**Work request**
Work out how many lines of this material hold the word "window". Write only that number.

★ ★ ★ ★ ★

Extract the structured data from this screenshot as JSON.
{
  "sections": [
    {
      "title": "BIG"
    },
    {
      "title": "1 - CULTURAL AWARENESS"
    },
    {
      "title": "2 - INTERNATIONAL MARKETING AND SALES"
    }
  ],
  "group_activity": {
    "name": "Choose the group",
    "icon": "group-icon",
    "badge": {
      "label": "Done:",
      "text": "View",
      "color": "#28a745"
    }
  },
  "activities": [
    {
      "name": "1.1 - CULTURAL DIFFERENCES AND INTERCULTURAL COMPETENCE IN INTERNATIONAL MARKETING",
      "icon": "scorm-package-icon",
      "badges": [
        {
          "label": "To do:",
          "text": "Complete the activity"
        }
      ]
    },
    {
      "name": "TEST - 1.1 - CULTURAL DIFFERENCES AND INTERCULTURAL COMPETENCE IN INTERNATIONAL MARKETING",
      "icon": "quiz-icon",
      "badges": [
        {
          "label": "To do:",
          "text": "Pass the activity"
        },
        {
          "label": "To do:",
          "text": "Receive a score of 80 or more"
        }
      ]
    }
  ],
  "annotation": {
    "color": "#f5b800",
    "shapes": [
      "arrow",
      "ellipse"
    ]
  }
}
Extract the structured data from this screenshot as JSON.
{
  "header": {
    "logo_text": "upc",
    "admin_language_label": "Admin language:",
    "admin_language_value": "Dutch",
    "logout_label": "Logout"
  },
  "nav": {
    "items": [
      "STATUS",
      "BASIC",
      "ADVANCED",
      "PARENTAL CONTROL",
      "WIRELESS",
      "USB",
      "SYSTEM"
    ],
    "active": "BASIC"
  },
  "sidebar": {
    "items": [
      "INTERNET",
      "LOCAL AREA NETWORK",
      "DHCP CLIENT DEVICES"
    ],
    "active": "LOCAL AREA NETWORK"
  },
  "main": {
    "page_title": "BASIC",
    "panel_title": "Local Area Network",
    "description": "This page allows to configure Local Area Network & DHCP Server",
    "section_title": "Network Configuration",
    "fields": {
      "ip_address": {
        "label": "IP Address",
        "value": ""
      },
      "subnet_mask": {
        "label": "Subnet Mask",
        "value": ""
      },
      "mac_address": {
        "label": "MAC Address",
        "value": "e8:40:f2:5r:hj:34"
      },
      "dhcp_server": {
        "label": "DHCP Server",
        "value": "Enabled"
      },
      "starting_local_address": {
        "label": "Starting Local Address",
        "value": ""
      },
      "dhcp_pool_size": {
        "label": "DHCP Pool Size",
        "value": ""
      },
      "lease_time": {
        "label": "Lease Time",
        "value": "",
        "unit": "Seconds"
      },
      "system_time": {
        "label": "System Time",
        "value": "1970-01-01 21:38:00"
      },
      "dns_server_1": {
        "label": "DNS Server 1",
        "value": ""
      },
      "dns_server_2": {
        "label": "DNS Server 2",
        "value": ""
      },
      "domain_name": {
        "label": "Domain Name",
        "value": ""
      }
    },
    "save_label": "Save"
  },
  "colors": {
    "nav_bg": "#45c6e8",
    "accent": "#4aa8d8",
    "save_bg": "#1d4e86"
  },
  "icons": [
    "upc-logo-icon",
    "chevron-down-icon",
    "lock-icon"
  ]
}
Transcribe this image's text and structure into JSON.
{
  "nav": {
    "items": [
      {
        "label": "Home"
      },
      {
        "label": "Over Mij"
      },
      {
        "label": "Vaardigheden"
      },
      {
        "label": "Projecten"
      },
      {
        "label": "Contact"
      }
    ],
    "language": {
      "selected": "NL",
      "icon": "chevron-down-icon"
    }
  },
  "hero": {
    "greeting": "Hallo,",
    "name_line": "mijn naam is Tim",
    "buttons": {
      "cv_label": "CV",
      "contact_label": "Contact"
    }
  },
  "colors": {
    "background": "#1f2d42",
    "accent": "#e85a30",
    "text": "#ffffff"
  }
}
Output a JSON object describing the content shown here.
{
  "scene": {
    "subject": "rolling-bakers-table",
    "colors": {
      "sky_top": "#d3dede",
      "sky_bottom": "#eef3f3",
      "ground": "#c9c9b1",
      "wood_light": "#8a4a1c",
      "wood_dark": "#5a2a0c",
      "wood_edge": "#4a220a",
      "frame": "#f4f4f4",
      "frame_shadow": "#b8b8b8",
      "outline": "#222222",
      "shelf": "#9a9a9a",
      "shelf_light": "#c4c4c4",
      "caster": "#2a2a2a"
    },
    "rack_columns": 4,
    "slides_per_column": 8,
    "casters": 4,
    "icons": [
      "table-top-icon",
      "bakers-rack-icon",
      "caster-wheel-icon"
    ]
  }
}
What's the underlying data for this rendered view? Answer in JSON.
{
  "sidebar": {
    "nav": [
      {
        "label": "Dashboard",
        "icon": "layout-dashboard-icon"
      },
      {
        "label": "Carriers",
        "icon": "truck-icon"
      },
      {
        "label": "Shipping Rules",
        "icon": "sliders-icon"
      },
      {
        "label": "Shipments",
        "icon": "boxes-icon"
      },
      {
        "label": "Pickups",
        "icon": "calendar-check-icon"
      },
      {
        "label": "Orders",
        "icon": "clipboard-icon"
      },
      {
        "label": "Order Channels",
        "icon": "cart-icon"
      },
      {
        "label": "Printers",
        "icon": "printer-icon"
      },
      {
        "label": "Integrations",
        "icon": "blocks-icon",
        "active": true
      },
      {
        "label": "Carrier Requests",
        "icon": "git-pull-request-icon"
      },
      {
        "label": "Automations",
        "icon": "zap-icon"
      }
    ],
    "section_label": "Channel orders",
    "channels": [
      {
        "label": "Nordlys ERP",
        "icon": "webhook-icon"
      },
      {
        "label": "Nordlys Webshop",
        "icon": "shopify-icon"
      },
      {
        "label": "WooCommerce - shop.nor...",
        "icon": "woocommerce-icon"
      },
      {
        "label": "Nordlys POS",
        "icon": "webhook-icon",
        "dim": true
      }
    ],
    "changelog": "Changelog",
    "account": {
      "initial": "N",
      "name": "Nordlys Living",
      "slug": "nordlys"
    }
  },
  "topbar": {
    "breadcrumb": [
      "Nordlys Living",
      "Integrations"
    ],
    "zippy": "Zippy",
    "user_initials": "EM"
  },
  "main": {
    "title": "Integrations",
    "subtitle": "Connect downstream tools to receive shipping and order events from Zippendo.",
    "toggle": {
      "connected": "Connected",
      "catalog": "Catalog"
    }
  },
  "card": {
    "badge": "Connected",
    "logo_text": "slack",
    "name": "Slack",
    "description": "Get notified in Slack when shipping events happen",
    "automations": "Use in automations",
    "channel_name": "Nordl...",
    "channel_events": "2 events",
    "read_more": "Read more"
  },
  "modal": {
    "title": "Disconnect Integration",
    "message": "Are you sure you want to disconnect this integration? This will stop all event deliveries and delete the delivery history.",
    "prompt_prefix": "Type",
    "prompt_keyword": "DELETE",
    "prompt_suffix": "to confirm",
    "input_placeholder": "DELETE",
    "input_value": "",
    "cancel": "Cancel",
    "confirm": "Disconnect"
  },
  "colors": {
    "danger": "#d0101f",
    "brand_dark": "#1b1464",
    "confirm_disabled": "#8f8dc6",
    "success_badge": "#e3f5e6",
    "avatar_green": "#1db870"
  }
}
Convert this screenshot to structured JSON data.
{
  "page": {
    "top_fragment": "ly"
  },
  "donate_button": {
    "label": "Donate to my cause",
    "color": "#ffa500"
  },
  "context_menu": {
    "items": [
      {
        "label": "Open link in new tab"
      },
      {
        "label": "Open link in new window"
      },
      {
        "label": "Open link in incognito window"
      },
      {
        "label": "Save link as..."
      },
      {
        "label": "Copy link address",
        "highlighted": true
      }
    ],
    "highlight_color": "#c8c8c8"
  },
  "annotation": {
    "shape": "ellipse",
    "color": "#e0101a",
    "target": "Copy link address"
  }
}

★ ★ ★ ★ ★

**Solution for this problem**
2